Top of Data listing

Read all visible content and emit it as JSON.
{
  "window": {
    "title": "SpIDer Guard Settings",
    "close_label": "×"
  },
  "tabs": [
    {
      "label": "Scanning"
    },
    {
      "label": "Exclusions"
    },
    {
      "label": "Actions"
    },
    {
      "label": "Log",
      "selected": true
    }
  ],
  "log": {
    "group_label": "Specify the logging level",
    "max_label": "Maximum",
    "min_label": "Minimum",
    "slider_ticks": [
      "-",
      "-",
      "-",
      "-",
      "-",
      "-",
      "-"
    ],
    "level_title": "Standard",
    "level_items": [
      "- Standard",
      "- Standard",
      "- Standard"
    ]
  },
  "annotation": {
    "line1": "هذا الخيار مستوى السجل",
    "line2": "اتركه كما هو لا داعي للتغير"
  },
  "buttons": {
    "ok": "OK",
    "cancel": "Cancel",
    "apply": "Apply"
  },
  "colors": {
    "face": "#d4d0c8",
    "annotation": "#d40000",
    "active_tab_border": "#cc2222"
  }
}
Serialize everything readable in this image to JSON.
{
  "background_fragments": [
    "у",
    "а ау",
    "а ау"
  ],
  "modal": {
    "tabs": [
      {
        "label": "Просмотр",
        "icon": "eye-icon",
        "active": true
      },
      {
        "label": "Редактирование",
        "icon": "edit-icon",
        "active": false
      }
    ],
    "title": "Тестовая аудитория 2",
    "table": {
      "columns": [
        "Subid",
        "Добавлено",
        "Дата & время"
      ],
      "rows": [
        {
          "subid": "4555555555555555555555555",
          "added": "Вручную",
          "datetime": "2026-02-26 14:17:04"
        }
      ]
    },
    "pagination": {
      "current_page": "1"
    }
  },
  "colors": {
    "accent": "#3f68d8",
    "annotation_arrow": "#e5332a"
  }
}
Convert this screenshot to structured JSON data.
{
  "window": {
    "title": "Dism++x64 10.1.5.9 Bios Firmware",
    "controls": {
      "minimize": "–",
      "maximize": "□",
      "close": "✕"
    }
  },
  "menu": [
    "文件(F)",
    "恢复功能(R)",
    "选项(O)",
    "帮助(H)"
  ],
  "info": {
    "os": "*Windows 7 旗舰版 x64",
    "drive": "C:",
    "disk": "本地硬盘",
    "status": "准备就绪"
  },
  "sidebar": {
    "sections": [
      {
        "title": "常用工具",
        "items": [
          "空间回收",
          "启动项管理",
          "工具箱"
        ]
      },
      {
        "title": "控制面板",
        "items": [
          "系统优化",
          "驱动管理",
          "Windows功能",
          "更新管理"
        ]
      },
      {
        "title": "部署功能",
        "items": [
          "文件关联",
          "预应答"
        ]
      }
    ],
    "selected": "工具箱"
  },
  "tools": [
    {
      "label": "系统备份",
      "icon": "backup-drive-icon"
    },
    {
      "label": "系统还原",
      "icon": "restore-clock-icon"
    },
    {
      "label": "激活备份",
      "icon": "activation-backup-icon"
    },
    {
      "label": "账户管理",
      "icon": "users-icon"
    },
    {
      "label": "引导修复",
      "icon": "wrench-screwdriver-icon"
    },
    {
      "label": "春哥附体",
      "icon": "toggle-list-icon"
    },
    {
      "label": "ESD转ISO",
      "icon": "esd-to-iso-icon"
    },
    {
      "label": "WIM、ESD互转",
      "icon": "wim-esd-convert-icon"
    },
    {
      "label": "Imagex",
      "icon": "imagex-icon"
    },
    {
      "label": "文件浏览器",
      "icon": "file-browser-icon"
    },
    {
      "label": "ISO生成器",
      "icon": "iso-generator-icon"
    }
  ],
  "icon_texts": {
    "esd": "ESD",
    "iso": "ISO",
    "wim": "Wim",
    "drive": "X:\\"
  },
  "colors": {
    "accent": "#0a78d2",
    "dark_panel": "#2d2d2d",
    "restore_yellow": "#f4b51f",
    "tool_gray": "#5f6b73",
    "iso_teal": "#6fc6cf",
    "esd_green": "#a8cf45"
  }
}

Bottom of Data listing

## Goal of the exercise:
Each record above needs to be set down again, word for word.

## Task solution:
Read all visible content and emit it as JSON.
{
  "window": {
    "title": "SpIDer Guard Settings",
    "close_label": "×"
  },
  "tabs": [
    {
      "label": "Scanning"
    },
    {
      "label": "Exclusions"
    },
    {
      "label": "Actions"
    },
    {
      "label": "Log",
      "selected": true
    }
  ],
  "log": {
    "group_label": "Specify the logging level",
    "max_label": "Maximum",
    "min_label": "Minimum",
    "slider_ticks": [
      "-",
      "-",
      "-",
      "-",
      "-",
      "-",
      "-"
    ],
    "level_title": "Standard",
    "level_items": [
      "- Standard",
      "- Standard",
      "- Standard"
    ]
  },
  "annotation": {
    "line1": "هذا الخيار مستوى السجل",
    "line2": "اتركه كما هو لا داعي للتغير"
  },
  "buttons": {
    "ok": "OK",
    "cancel": "Cancel",
    "apply": "Apply"
  },
  "colors": {
    "face": "#d4d0c8",
    "annotation": "#d40000",
    "active_tab_border": "#cc2222"
  }
}
Serialize everything readable in this image to JSON.
{
  "background_fragments": [
    "у",
    "а ау",
    "а ау"
  ],
  "modal": {
    "tabs": [
      {
        "label": "Просмотр",
        "icon": "eye-icon",
        "active": true
      },
      {
        "label": "Редактирование",
        "icon": "edit-icon",
        "active": false
      }
    ],
    "title": "Тестовая аудитория 2",
    "table": {
      "columns": [
        "Subid",
        "Добавлено",
        "Дата & время"
      ],
      "rows": [
        {
          "subid": "4555555555555555555555555",
          "added": "Вручную",
          "datetime": "2026-02-26 14:17:04"
        }
      ]
    },
    "pagination": {
      "current_page": "1"
    }
  },
  "colors": {
    "accent": "#3f68d8",
    "annotation_arrow": "#e5332a"
  }
}
Convert this screenshot to structured JSON data.
{
  "window": {
    "title": "Dism++x64 10.1.5.9 Bios Firmware",
    "controls": {
      "minimize": "–",
      "maximize": "□",
      "close": "✕"
    }
  },
  "menu": [
    "文件(F)",
    "恢复功能(R)",
    "选项(O)",
    "帮助(H)"
  ],
  "info": {
    "os": "*Windows 7 旗舰版 x64",
    "drive": "C:",
    "disk": "本地硬盘",
    "status": "准备就绪"
  },
  "sidebar": {
    "sections": [
      {
        "title": "常用工具",
        "items": [
          "空间回收",
          "启动项管理",
          "工具箱"
        ]
      },
      {
        "title": "控制面板",
        "items": [
          "系统优化",
          "驱动管理",
          "Windows功能",
          "更新管理"
        ]
      },
      {
        "title": "部署功能",
        "items": [
          "文件关联",
          "预应答"
        ]
      }
    ],
    "selected": "工具箱"
  },
  "tools": [
    {
      "label": "系统备份",
      "icon": "backup-drive-icon"
    },
    {
      "label": "系统还原",
      "icon": "restore-clock-icon"
    },
    {
      "label": "激活备份",
      "icon": "activation-backup-icon"
    },
    {
      "label": "账户管理",
      "icon": "users-icon"
    },
    {
      "label": "引导修复",
      "icon": "wrench-screwdriver-icon"
    },
    {
      "label": "春哥附体",
      "icon": "toggle-list-icon"
    },
    {
      "label": "ESD转ISO",
      "icon": "esd-to-iso-icon"
    },
    {
      "label": "WIM、ESD互转",
      "icon": "wim-esd-convert-icon"
    },
    {
      "label": "Imagex",
      "icon": "imagex-icon"
    },
    {
      "label": "文件浏览器",
      "icon": "file-browser-icon"
    },
    {
      "label": "ISO生成器",
      "icon": "iso-generator-icon"
    }
  ],
  "icon_texts": {
    "esd": "ESD",
    "iso": "ISO",
    "wim": "Wim",
    "drive": "X:\\"
  },
  "colors": {
    "accent": "#0a78d2",
    "dark_panel": "#2d2d2d",
    "restore_yellow": "#f4b51f",
    "tool_gray": "#5f6b73",
    "iso_teal": "#6fc6cf",
    "esd_green": "#a8cf45"
  }
}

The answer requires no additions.